A win over the heavily favored Manny Pacquiao could provide Chris Algieri a breakthrough into the pay-per-view landscape. Algieri, 30, is a promoter’s and TV network’s dream, seemingly delivered from central casting. In addition to his spotless record and world title, Algieri has a bachelor’s degree from Stony Brook University and is considering medical school as a future educational option.
This is a first-person column by WBO light welterweight champion Chris Algieri of Huntington, Long Island, written as he closed training camp in Las Vegas and headed for Macau, China, where he fights Manny Pacquiao…Being part of a mega-fight like this, there has been a lot of new stuff involved. There was a long press tour followed by an endless amount of interviews. I got to ring the closing bell on Wall Street, serve as a Grand Marshall for a parade and was honored at my alma mater, Stony Brook University.
Researchers from University College London, Princeton University, and Stony Brook University examined the link between wellbeing and longevity. They reviewed data on three types of wellbeing:
1. Evaluative wellbeing – evaluations of how satisfied people are with their lives
2. Hedonic wellbeing – feelings or moods such as happiness, sadness, and anger
3. Eudemonic wellbeing – judgments about the meaning and purpose of life
It’s a long way from where Chris Algieri started. The 30-year-old grew up in Huntington, Long Island, earned a degree in health sciences from Stony Brook University and a master’s degree in clinical nutrition from New York Institute of Technology. Algieri, who started his fighting career in kickboxing, still works as a certified nutritionist and until his upset win against Provodnikov, he was still taking on clients.

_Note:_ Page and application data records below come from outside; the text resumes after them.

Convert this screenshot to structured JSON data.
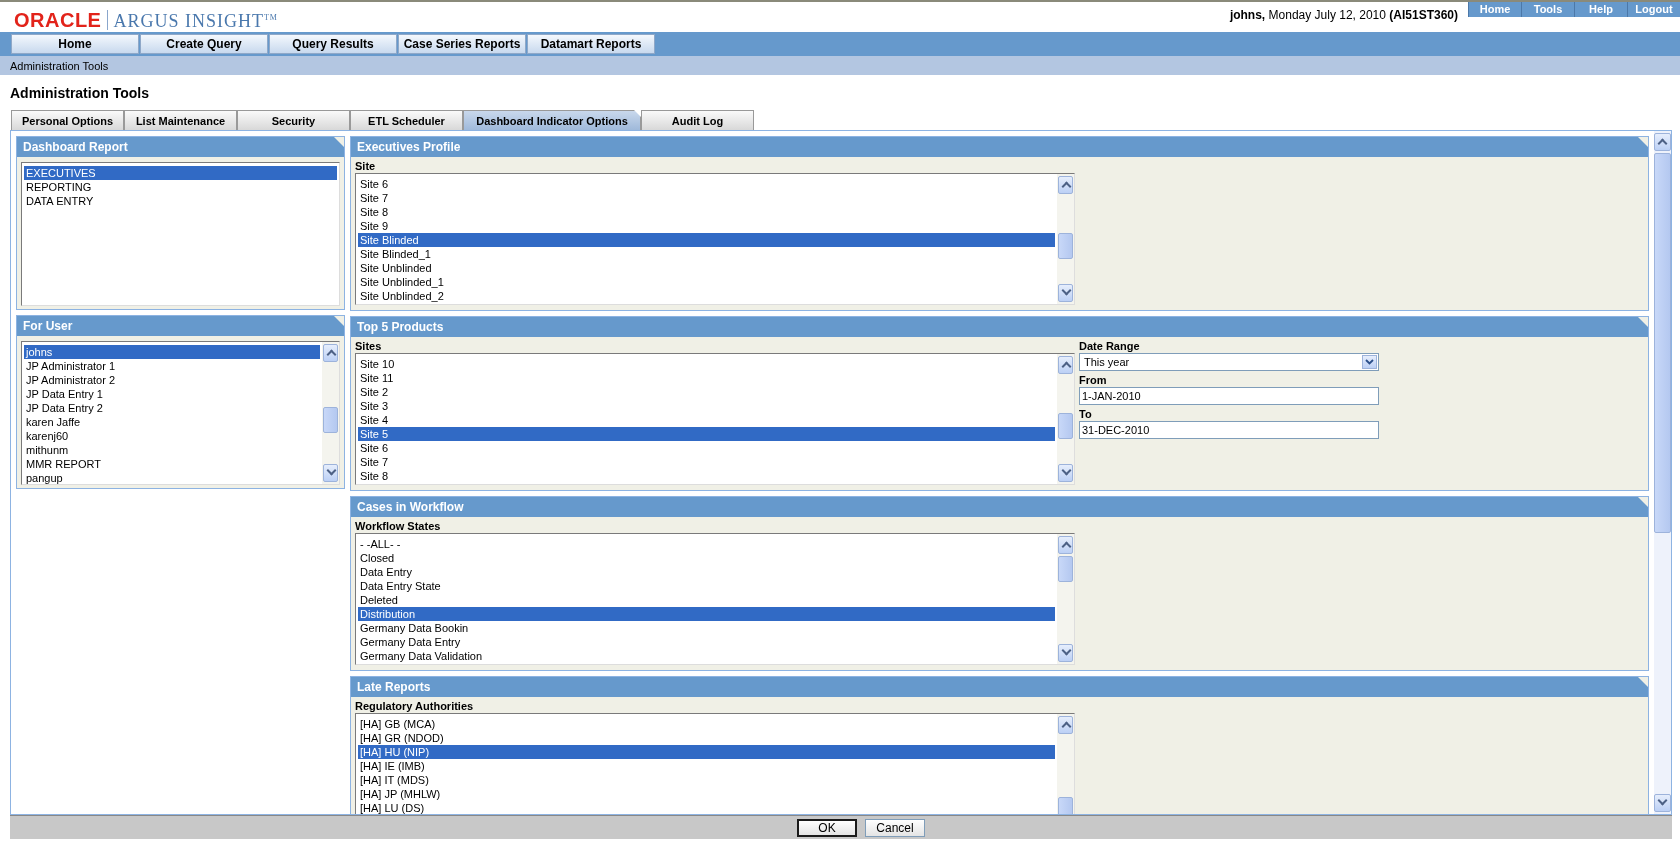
{
  "header": {
    "logo": "ORACLE",
    "product": "ARGUS INSIGHT$^{TM}$",
    "user_line": "**johns,** Monday July 12, 2010 **(AI51ST360)**"
  },
  "top_links": [
    "Home",
    "Tools",
    "Help",
    "Logout"
  ],
  "nav": [
    "Home",
    "Create Query",
    "Query Results",
    "Case Series Reports",
    "Datamart Reports"
  ],
  "breadcrumb": "Administration Tools",
  "page_title": "Administration Tools",
  "tabs": [
    {
      "label": "Personal Options",
      "selected": false
    },
    {
      "label": "List Maintenance",
      "selected": false
    },
    {
      "label": "Security",
      "selected": false
    },
    {
      "label": "ETL Scheduler",
      "selected": false
    },
    {
      "label": "Dashboard Indicator Options",
      "selected": true
    },
    {
      "label": "Audit Log",
      "selected": false
    }
  ],
  "left_panels": [
    {
      "title": "Dashboard Report",
      "scrollbar": false,
      "items": [
        {
          "label": "EXECUTIVES",
          "selected": true
        },
        {
          "label": "REPORTING",
          "selected": false
        },
        {
          "label": "DATA ENTRY",
          "selected": false
        }
      ]
    },
    {
      "title": "For User",
      "scrollbar": true,
      "items": [
        {
          "label": "johns",
          "selected": true
        },
        {
          "label": "JP Administrator 1",
          "selected": false
        },
        {
          "label": "JP Administrator 2",
          "selected": false
        },
        {
          "label": "JP Data Entry 1",
          "selected": false
        },
        {
          "label": "JP Data Entry 2",
          "selected": false
        },
        {
          "label": "karen Jaffe",
          "selected": false
        },
        {
          "label": "karenj60",
          "selected": false
        },
        {
          "label": "mithunm",
          "selected": false
        },
        {
          "label": "MMR REPORT",
          "selected": false
        },
        {
          "label": "pangup",
          "selected": false
        }
      ]
    }
  ],
  "panels": [
    {
      "title": "Executives Profile",
      "list_label": "Site",
      "items": [
        {
          "label": "Site 6",
          "selected": false
        },
        {
          "label": "Site 7",
          "selected": false
        },
        {
          "label": "Site 8",
          "selected": false
        },
        {
          "label": "Site 9",
          "selected": false
        },
        {
          "label": "Site Blinded",
          "selected": true
        },
        {
          "label": "Site Blinded_1",
          "selected": false
        },
        {
          "label": "Site Unblinded",
          "selected": false
        },
        {
          "label": "Site Unblinded_1",
          "selected": false
        },
        {
          "label": "Site Unblinded_2",
          "selected": false
        }
      ]
    },
    {
      "title": "Top 5 Products",
      "list_label": "Sites",
      "items": [
        {
          "label": "Site 10",
          "selected": false
        },
        {
          "label": "Site 11",
          "selected": false
        },
        {
          "label": "Site 2",
          "selected": false
        },
        {
          "label": "Site 3",
          "selected": false
        },
        {
          "label": "Site 4",
          "selected": false
        },
        {
          "label": "Site 5",
          "selected": true
        },
        {
          "label": "Site 6",
          "selected": false
        },
        {
          "label": "Site 7",
          "selected": false
        },
        {
          "label": "Site 8",
          "selected": false
        }
      ],
      "fields": [
        {
          "kind": "dropdown",
          "label": "Date Range",
          "value": "This year"
        },
        {
          "kind": "text",
          "label": "From",
          "value": "1-JAN-2010"
        },
        {
          "kind": "text",
          "label": "To",
          "value": "31-DEC-2010"
        }
      ]
    },
    {
      "title": "Cases in Workflow",
      "list_label": "Workflow States",
      "items": [
        {
          "label": "- -ALL- -",
          "selected": false
        },
        {
          "label": "Closed",
          "selected": false
        },
        {
          "label": "Data Entry",
          "selected": false
        },
        {
          "label": "Data Entry State",
          "selected": false
        },
        {
          "label": "Deleted",
          "selected": false
        },
        {
          "label": "Distribution",
          "selected": true
        },
        {
          "label": "Germany Data Bookin",
          "selected": false
        },
        {
          "label": "Germany Data Entry",
          "selected": false
        },
        {
          "label": "Germany Data Validation",
          "selected": false
        }
      ]
    },
    {
      "title": "Late Reports",
      "list_label": "Regulatory Authorities",
      "items": [
        {
          "label": "[HA] GB (MCA)",
          "selected": false
        },
        {
          "label": "[HA] GR (NDOD)",
          "selected": false
        },
        {
          "label": "[HA] HU (NIP)",
          "selected": true
        },
        {
          "label": "[HA] IE (IMB)",
          "selected": false
        },
        {
          "label": "[HA] IT (MDS)",
          "selected": false
        },
        {
          "label": "[HA] JP (MHLW)",
          "selected": false
        },
        {
          "label": "[HA] LU (DS)",
          "selected": false
        }
      ]
    }
  ],
  "buttons": [
    {
      "label": "OK",
      "default": true
    },
    {
      "label": "Cancel",
      "default": false
    }
  ]
}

The U.S. Department of Energy has awarded a five-year $3.2 billion contract to a partnership led by Stony Brook University to continue managing Brookhaven National Laboratory.
Dinosaurs that lumbered around the ancient supercontinent Gondwana had a warm-blooded neighbor a "chewing machine" with big eyes, excellent hearing and an acute sense of smell, according to a new study.
Paleontologists searching for fish fossils on Madagascar four years ago came upon what proved to be a well-preserved cranium of a mammal that lived 66 million to 70 million years ago, in the closing epoch of the mighty dinosaurs.
Dr. Samuel Stanley, president of Stony Brook University and an expert in microbiology, said during a symposium last week that the public should rely only on information from credible sources, such as the Centers for Disease Control and Prevention.
A newly discovered groundhog-like creature from 66-70 million years ago was massive compared to other mammals of its time, say researchers.
Lori Escallier, PhD, RN, CPNP, is a professor and associate dean for evaluation and outcomes at the State University of New York at Stony Brook School of Nursing. She is her university’s project director for a program that helps veterans earn baccalaureate degrees in nursing (VBSN) and for New Careers in Nursing, a program supported by the Robert Wood Johnson Foundation (RWJF) and the American Association of Colleges of Nursing (AACN) that supports second-career nurses in accelerated master’s and baccalaureate nursing programs.